Below is part of Fr. Secondin’s meditation from the second day of the retreat.

To undertake a real Lenten journey of conversion, we must first rediscover the “deepest truth about ourselves, come out in the open” and “remove every mask, every ambiguity.” With this strong reminder to look back honestly at our history, the Carmelite Bruno Secondin concluded the second day, Monday, 23 February, of the Lenten spiritual exercises for the Pope and the Roman Curia in Ariccia.

Following the experience of Elijah taken from the Scriptures, the preacher described the “hiding” from which the prophet was called by the Lord, that hiding in which we often cloak ourselves and which many times is masked by some kind of exterior religiosity, devoid of the courage that comes with truth.
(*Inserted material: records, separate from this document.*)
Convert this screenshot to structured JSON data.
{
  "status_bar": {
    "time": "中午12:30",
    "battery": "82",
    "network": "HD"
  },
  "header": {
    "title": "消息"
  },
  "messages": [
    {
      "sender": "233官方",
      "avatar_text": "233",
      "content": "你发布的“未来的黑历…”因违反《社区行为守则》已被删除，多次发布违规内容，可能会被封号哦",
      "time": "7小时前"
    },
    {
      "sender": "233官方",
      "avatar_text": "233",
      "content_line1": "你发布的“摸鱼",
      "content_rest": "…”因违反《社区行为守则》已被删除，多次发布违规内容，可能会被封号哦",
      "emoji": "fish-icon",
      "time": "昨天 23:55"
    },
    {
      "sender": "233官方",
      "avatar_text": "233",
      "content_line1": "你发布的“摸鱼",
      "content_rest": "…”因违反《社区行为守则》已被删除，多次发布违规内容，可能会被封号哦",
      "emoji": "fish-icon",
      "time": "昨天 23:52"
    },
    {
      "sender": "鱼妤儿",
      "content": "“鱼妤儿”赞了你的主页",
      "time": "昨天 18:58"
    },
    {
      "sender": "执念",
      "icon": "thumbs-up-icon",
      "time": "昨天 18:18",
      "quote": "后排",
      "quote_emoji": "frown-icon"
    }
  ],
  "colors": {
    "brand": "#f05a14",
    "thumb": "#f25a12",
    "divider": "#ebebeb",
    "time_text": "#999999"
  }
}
After having the courage to come out in the open, to say the truth about ourselves, to remove the mask that numbs our consciences, we must begin to walk on the “paths of freedom” and eliminate those attitudes that make us “swing from one side to another” in order to make room for God. Fr. Secondin continued his reflection on this point Tuesday morning, 24, inviting those on retreat to consider the particular choices of the Church in our time: “Do we deal with the important things in small circles or do we know how to have a clear strategy that takes the system by surprise?”. How much suffering, for example, “have certain sensitive subjects caused us”, Fr Secondin said, then adding: “We must not hide our scandals” and it is important that “victims of injustice be led to healing by recognizing our errors with humility”.
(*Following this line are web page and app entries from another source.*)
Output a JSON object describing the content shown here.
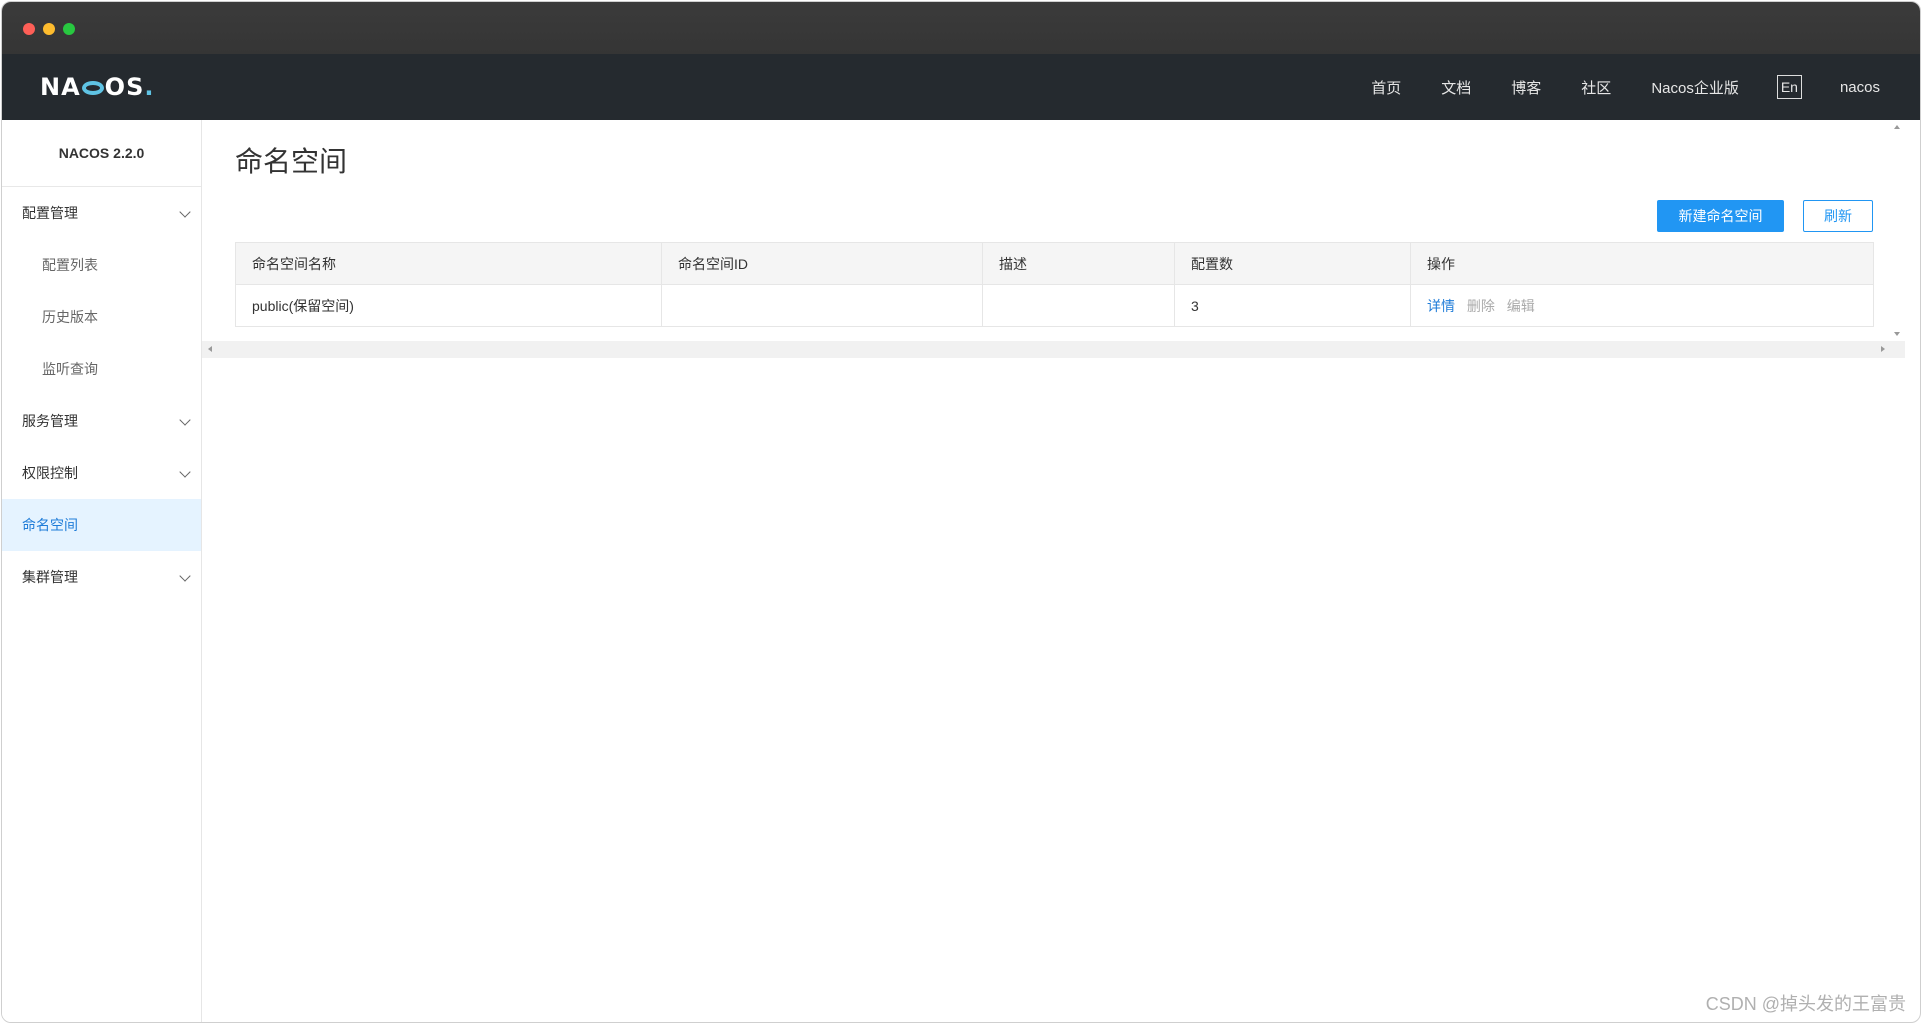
{
  "window": {
    "controls": [
      "close",
      "minimize",
      "zoom"
    ]
  },
  "topnav": {
    "logo": "NACOS.",
    "links": [
      "首页",
      "文档",
      "博客",
      "社区",
      "Nacos企业版"
    ],
    "lang": "En",
    "user": "nacos"
  },
  "sidebar": {
    "version": "NACOS 2.2.0",
    "items": [
      {
        "label": "配置管理",
        "type": "group",
        "expanded": true
      },
      {
        "label": "配置列表",
        "type": "sub"
      },
      {
        "label": "历史版本",
        "type": "sub"
      },
      {
        "label": "监听查询",
        "type": "sub"
      },
      {
        "label": "服务管理",
        "type": "group"
      },
      {
        "label": "权限控制",
        "type": "group"
      },
      {
        "label": "命名空间",
        "type": "item",
        "active": true
      },
      {
        "label": "集群管理",
        "type": "group"
      }
    ]
  },
  "main": {
    "title": "命名空间",
    "buttons": {
      "create": "新建命名空间",
      "refresh": "刷新"
    },
    "table": {
      "columns": [
        "命名空间名称",
        "命名空间ID",
        "描述",
        "配置数",
        "操作"
      ],
      "rows": [
        {
          "name": "public(保留空间)",
          "id": "",
          "desc": "",
          "count": "3",
          "ops": [
            "详情",
            "删除",
            "编辑"
          ]
        }
      ]
    }
  },
  "watermark": "CSDN @掉头发的王富贵",
  "colors": {
    "accent": "#2196f3",
    "nav_bg": "#252a2f",
    "active_bg": "#e5f3ff",
    "logo_accent": "#5fc3e4"
  }
}
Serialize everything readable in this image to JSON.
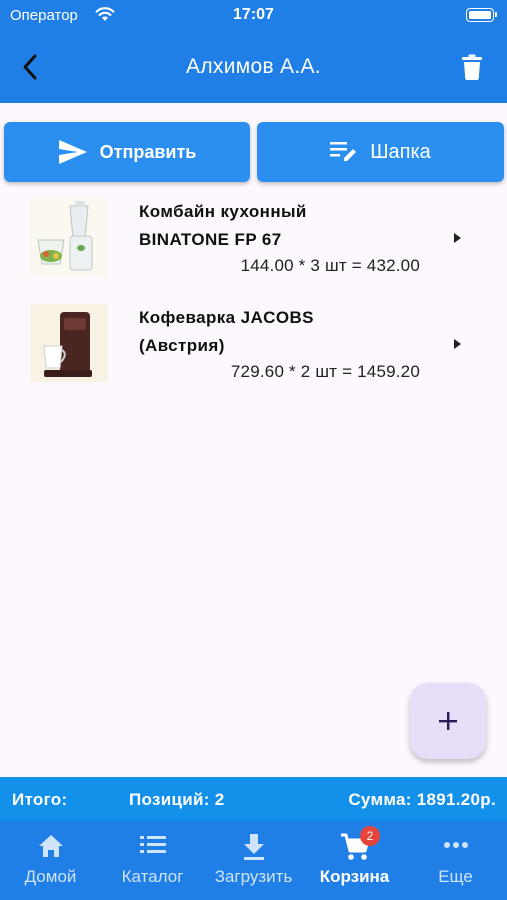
{
  "status_bar": {
    "carrier": "Оператор",
    "time": "17:07"
  },
  "header": {
    "title": "Алхимов А.А."
  },
  "actions": {
    "send_label": "Отправить",
    "header_label": "Шапка"
  },
  "items": [
    {
      "name_line1": "Комбайн кухонный",
      "name_line2": "BINATONE FP 67",
      "price": "144.00 * 3 шт = 432.00"
    },
    {
      "name_line1": "Кофеварка JACOBS",
      "name_line2": "(Австрия)",
      "price": "729.60 * 2 шт = 1459.20"
    }
  ],
  "summary": {
    "total_label": "Итого:",
    "positions": "Позиций: 2",
    "amount": "Сумма: 1891.20р."
  },
  "tabs": [
    {
      "label": "Домой",
      "icon": "home-icon"
    },
    {
      "label": "Каталог",
      "icon": "list-icon"
    },
    {
      "label": "Загрузить",
      "icon": "download-icon"
    },
    {
      "label": "Корзина",
      "icon": "cart-icon",
      "badge": "2",
      "active": true
    },
    {
      "label": "Еще",
      "icon": "more-icon"
    }
  ],
  "colors": {
    "primary": "#1f7fe6",
    "button": "#2b8ff0",
    "summary": "#1290ea",
    "fab": "#e7defa",
    "badge": "#e5453b"
  }
}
Acknowledging the faults of the Church emerged in another episode as well. Taking inspiration from that terrible act of Elijah who executes the prophets of Baal, the preacher invited all to remember how the Church in her history was capable of acts of violence. “We too burned people, we have killed”, he said. And he stressed that today violence can be expressed in other forms, “even without the sword”, referring to the explosive power of language and modern means of communication: “Sometimes the keyboard kills more than the sword!”.
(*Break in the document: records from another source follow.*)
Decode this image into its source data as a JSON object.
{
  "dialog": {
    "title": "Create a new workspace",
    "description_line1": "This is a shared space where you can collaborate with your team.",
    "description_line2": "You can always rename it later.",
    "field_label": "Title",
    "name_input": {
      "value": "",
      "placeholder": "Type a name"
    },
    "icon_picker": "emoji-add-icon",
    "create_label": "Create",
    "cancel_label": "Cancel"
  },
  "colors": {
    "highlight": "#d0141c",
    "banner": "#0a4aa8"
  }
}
– See more at: http://www.osservatoreromano.va/en/news/shed-mask#sthash.NnWGIYup.dpuf